Fans catching the Wildcats for the first time in 2004 might not recognize the team when they take the field for the first time this season. The reason? Arizona has changed the color of its helmets from primarily all white to a solid blue. The "Academic A" remains on the side, but it has no other markings or stripes and a blue face mask. The change marks the first time since 1980 that UA will be wearing a helmet that is a different primary color than white.
The solid blue helmet is the first time in school history that Arizona will take the field with head gear so colored. In looking back through photos in Arizona’s Heritage Hall, it has been found that former Wildcat great Art Lippino, UA’s "Cactus Comet", and his 1955 Wildcat teammates took the field in a helmet that featured blue around the sides with a red top. All other color photos over the years have shown that the Wildcat gridders have donned either primarily red or white bonnets.
Cat’s Picked To Finish 10th
The Wildcats have been picked to finish 10th in the Pac-10 this season, but that doesn’t mean Arizona has to like it. Head coach Mike Stoops made that point at Pac-10 Media Day in Los Angeles.
"Expectations here (at Pac-10 Media Day) aren’t high. As a staff and as a team, our expectations are much higher. When I think of the past seven or eight months, I’m proud of what we’ve accomplished. When I took this position, I knew it would be a challenge in the beginning. The players have made it very easy for me and they’re excited about having some success on the football field again ... We feel we’re a stronger football team than we were back in December."
Who’s Up and Who’s Down
The following coaches will be on the sidelines during the game - head coach Mike Stoops, defensive coordinator Mark Stoops, tightends Steve Spurrier Jr., defensive ends/special teams Joe Robinson, receivers Charlie Williams, and offensive line Eric Wolford. Offensive coordinator Mike Canales, linebackers Tim Kish and running backs Kasey Dunn are all up in the press box along with GAs Travis Ochs and Kevin Patullo.
Cats To Face Tough Slate in 2004

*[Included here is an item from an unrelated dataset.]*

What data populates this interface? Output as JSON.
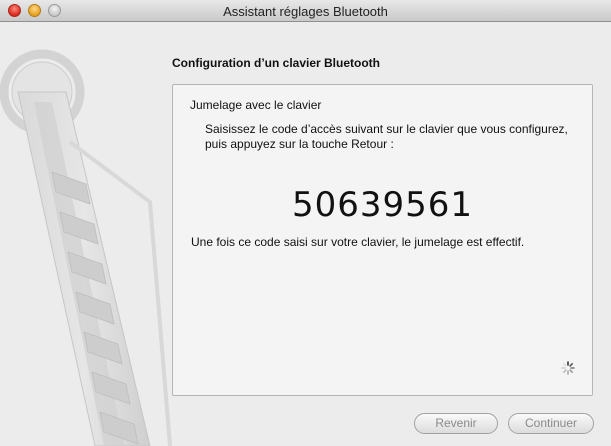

After a 2003 season that saw the Wildcats play both national champions (LSU and USC) and seven other teams that participated in bowl games, the 2004 schedule couldn’t get any harder, right? Well the early forecast predicts another tough slate for the Cardinal and Navy. Right from the start the Wildcats have been tested, as opening day opponent NAU (2-2) played the Wildcats tough in a 21-3 loss. Utah (5-0) is the early pick to win the Mountain West Conference after rolling to a undefeated start. Wisconsin remains unblemished as well with a 5-0 mark. Arizona will face four straight games against 2003 bowl teams, including No. 10 Cal (3-0) and at UCLA (3-1). Arizona’s final month features a road trip to Seattle to face the Huskies (0-3), a jaunt to LA to face top-ranked USC (4-0) and match up with No.22-ranked rival Arizona State (5-0) in the final game of the year for the Territorial Cup. Combined, Arizona’s 2004 opponents posted an 89-52 record last year, including a 5-3 mark in bowl games.